In fact, we might not even want to limit the tax credit to that 10% surcharge. If people want to donate more than 10% of their income to high-impact charities, perhaps we should let them. This would mean that the federal deficit could actually increase under this policy, but if so, there would have to be so much money donated that we’d most likely end world hunger. That’s a tradeoff I’m quite willing to make.

In principle, we could even introduce a tax credit that is greater than 100%—say for instance you get a 120% donation for the top-rated charities. This is not mathematically inconsistent, though it is surely a very bad idea. In that case, it absolutely would be possible to end up with more money than you started with, and the richer you are, the more you could get. There would effectively be a positive return on charitable donations, with the money paid for from the government budget. Bill Gates for instance could pay $10 billion a year to charity and the government would not only pay for it, but also have to give him an extra $2 billion. So even for the best charities—which probably are actually a good deal more cost-effective than the US government—we should cap the tax credit at 100%.

Obvious choices for high-impact charities include UNICEF, the Red Cross, GiveDirectly, and the Malaria Consortium. We would need some sort of criteria to decide which charities should get the benefits; I’m thinking we could have some sort of panel of experts who rate charities based on their cost-effectiveness.

It wouldn’t have to be all-or-nothing, either; charities with good but not top ratings could get an increased deduction but not a 100% deduction. The expert panel could rate charities on a scale from 0 to 10, and then anything above 5 gets an (X-5)*10% tax credit.

In effect, the current policy says, “If you give to charity, you don’t have to pay taxes on the money you gave; but all of your other taxes still apply.” The new policy would say, “You can give to a top-impact charity instead of paying taxes.”

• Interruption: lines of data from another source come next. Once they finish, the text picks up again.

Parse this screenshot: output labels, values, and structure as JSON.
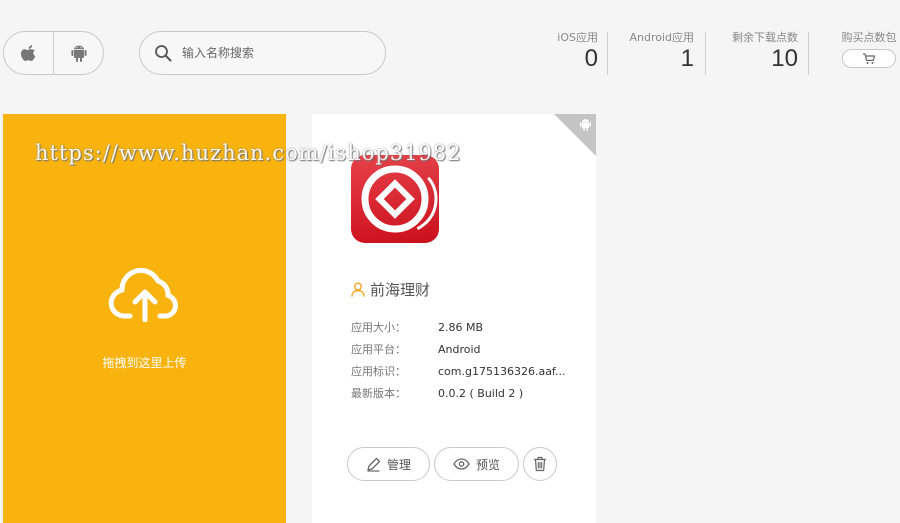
{
  "platform_filter": {
    "options": [
      {
        "name": "ios",
        "icon": "apple-icon"
      },
      {
        "name": "android",
        "icon": "android-icon"
      }
    ]
  },
  "search": {
    "placeholder": "输入名称搜索",
    "value": "",
    "icon": "search-icon"
  },
  "stats": {
    "ios_label": "iOS应用",
    "ios_value": "0",
    "android_label": "Android应用",
    "android_value": "1",
    "downloads_label": "剩余下载点数",
    "downloads_value": "10",
    "buy_label": "购买点数包",
    "buy_icon": "cart-icon"
  },
  "upload": {
    "label": "拖拽到这里上传",
    "icon": "cloud-upload-icon",
    "color": "#f8b30e"
  },
  "app_card": {
    "platform_badge_icon": "android-icon",
    "name": "前海理财",
    "name_icon": "user-icon",
    "icon_color": "#d61a24",
    "info": [
      {
        "label": "应用大小：",
        "value": "2.86 MB"
      },
      {
        "label": "应用平台：",
        "value": "Android"
      },
      {
        "label": "应用标识：",
        "value": "com.g175136326.aaf..."
      },
      {
        "label": "最新版本：",
        "value": "0.0.2 ( Build 2 )"
      }
    ],
    "actions": {
      "manage_label": "管理",
      "manage_icon": "pencil-icon",
      "preview_label": "预览",
      "preview_icon": "eye-icon",
      "delete_icon": "trash-icon"
    }
  },
  "watermark": "https://www.huzhan.com/ishop31982"
}
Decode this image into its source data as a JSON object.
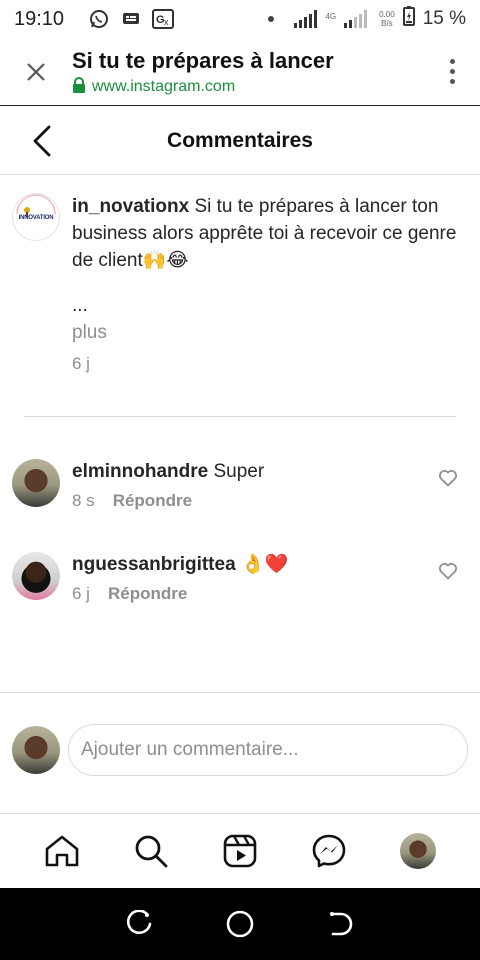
{
  "status_bar": {
    "time": "19:10",
    "network_label": "4G",
    "speed_value": "0.00",
    "speed_unit": "B/s",
    "battery": "15 %"
  },
  "browser": {
    "title": "Si tu te prépares à lancer",
    "url": "www.instagram.com"
  },
  "header": {
    "title": "Commentaires"
  },
  "caption": {
    "username": "in_novationx",
    "text": "Si tu te prépares à lancer ton business alors apprête toi à recevoir ce genre de client🙌😂",
    "ellipsis": "...",
    "more": "plus",
    "time": "6 j",
    "logo_text": "INNOVATION"
  },
  "comments": [
    {
      "username": "elminnohandre",
      "text": "Super",
      "time": "8 s",
      "reply": "Répondre"
    },
    {
      "username": "nguessanbrigittea",
      "text": "👌❤️",
      "time": "6 j",
      "reply": "Répondre"
    }
  ],
  "add_comment": {
    "placeholder": "Ajouter un commentaire..."
  },
  "colors": {
    "accent_green": "#1a8f3c",
    "text_primary": "#262626",
    "text_secondary": "#8e8e8e",
    "divider": "#dbdbdb"
  },
  "icons": {
    "close": "close-icon",
    "menu": "kebab-menu-icon",
    "back": "chevron-left-icon",
    "lock": "lock-icon",
    "heart": "heart-outline-icon",
    "home": "home-icon",
    "search": "search-icon",
    "reels": "reels-icon",
    "messenger": "messenger-icon"
  }
}
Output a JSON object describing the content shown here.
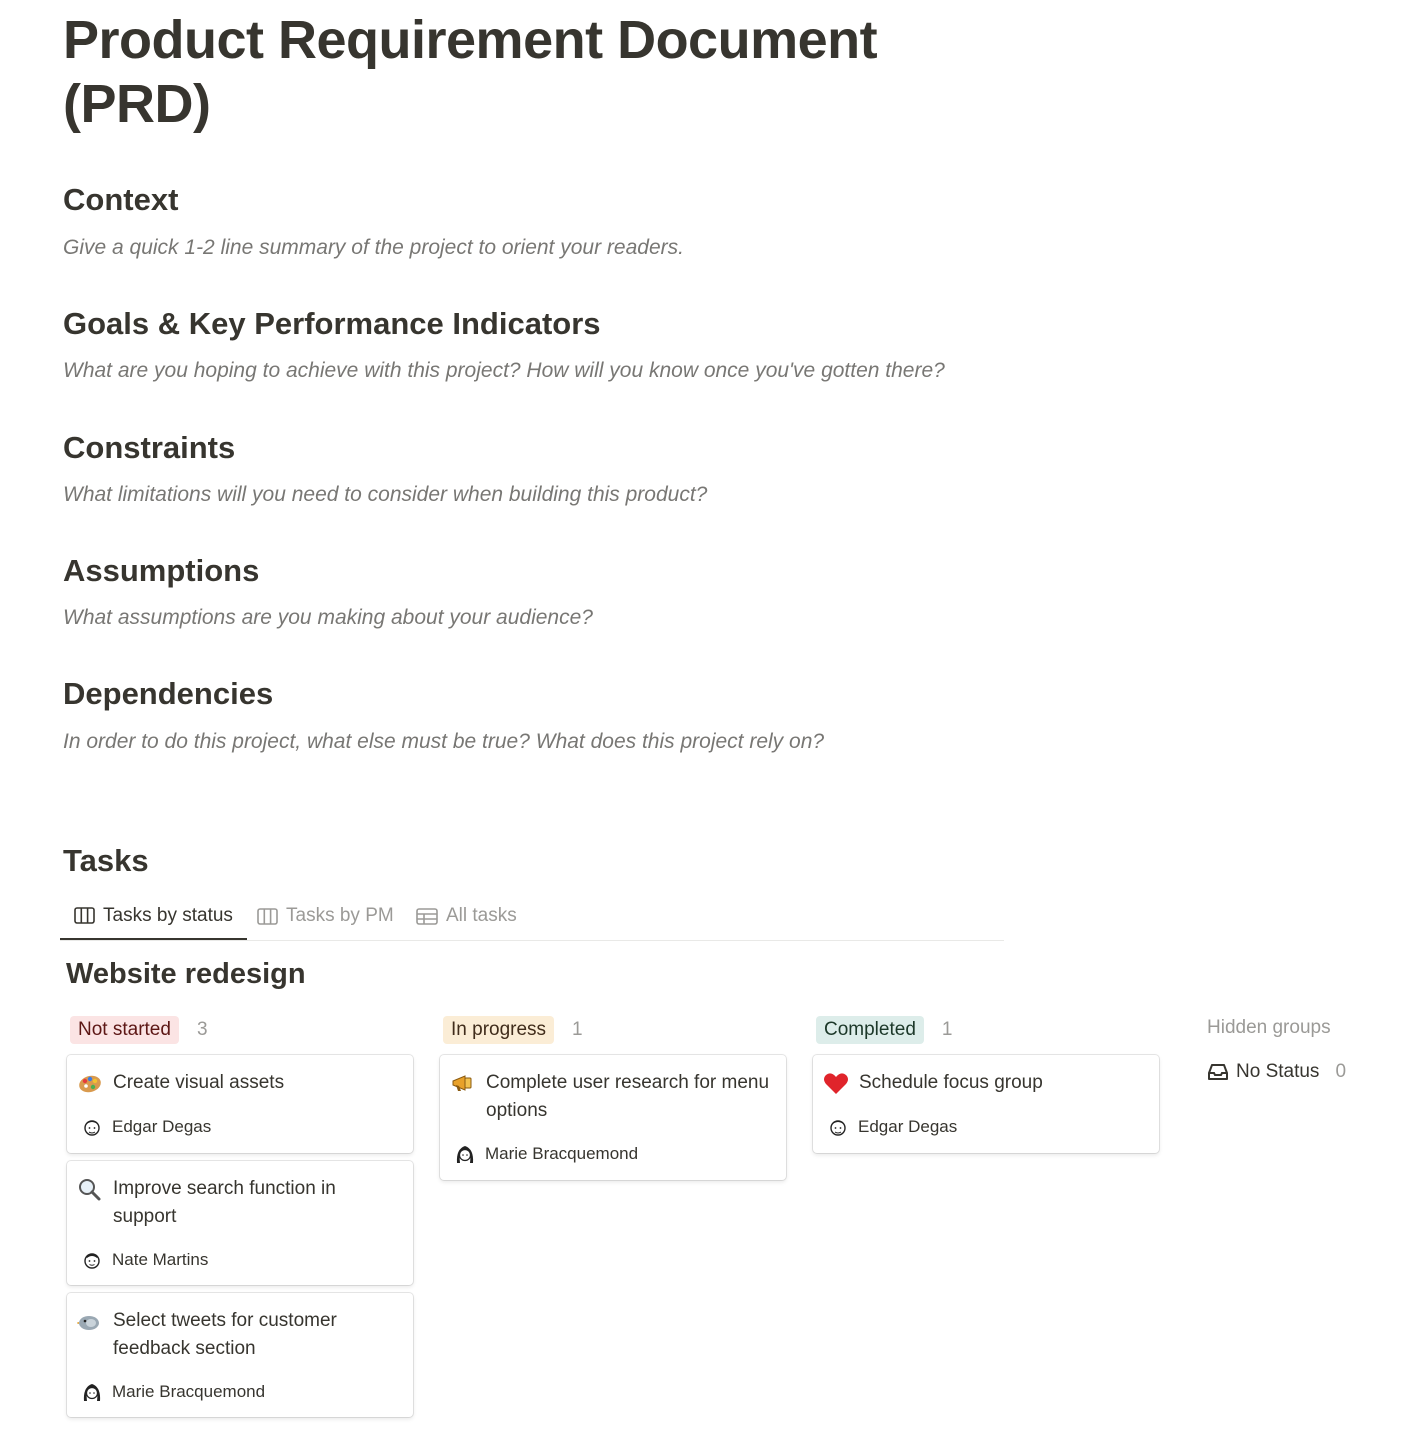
{
  "page": {
    "title": "Product Requirement Document (PRD)"
  },
  "sections": [
    {
      "heading": "Context",
      "body": "Give a quick 1-2 line summary of the project to orient your readers."
    },
    {
      "heading": "Goals & Key Performance Indicators",
      "body": "What are you hoping to achieve with this project? How will you know once you've gotten there?"
    },
    {
      "heading": "Constraints",
      "body": "What limitations will you need to consider when building this product?"
    },
    {
      "heading": "Assumptions",
      "body": "What assumptions are you making about your audience?"
    },
    {
      "heading": "Dependencies",
      "body": "In order to do this project, what else must be true? What does this project rely on?"
    }
  ],
  "tasks": {
    "heading": "Tasks",
    "tabs": [
      {
        "label": "Tasks by status",
        "icon": "board-icon",
        "active": true
      },
      {
        "label": "Tasks by PM",
        "icon": "board-icon",
        "active": false
      },
      {
        "label": "All tasks",
        "icon": "table-icon",
        "active": false
      }
    ],
    "board_title": "Website redesign",
    "columns": [
      {
        "label": "Not started",
        "count": "3",
        "pill_bg": "#fbe4e4",
        "pill_color": "#5d1715",
        "cards": [
          {
            "title": "Create visual assets",
            "icon": "palette-icon",
            "assignee": "Edgar Degas"
          },
          {
            "title": "Improve search function in support",
            "icon": "magnifier-icon",
            "assignee": "Nate Martins"
          },
          {
            "title": "Select tweets for customer feedback section",
            "icon": "bird-icon",
            "assignee": "Marie Bracquemond"
          }
        ]
      },
      {
        "label": "In progress",
        "count": "1",
        "pill_bg": "#fbedd6",
        "pill_color": "#402c1b",
        "cards": [
          {
            "title": "Complete user research for menu options",
            "icon": "megaphone-icon",
            "assignee": "Marie Bracquemond"
          }
        ]
      },
      {
        "label": "Completed",
        "count": "1",
        "pill_bg": "#ddedea",
        "pill_color": "#1c3829",
        "cards": [
          {
            "title": "Schedule focus group",
            "icon": "heart-icon",
            "assignee": "Edgar Degas"
          }
        ]
      }
    ],
    "hidden_groups": {
      "label": "Hidden groups",
      "items": [
        {
          "label": "No Status",
          "count": "0",
          "icon": "inbox-icon"
        }
      ]
    }
  }
}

Americans hate taxes and already give a lot to charity, but most of those donations are to relatively ineffective charities. This policy could incentivize people to give more or at least give to better places, probably without hurting the government budget—and if it does hurt the government budget, the benefits will be well worth the cost.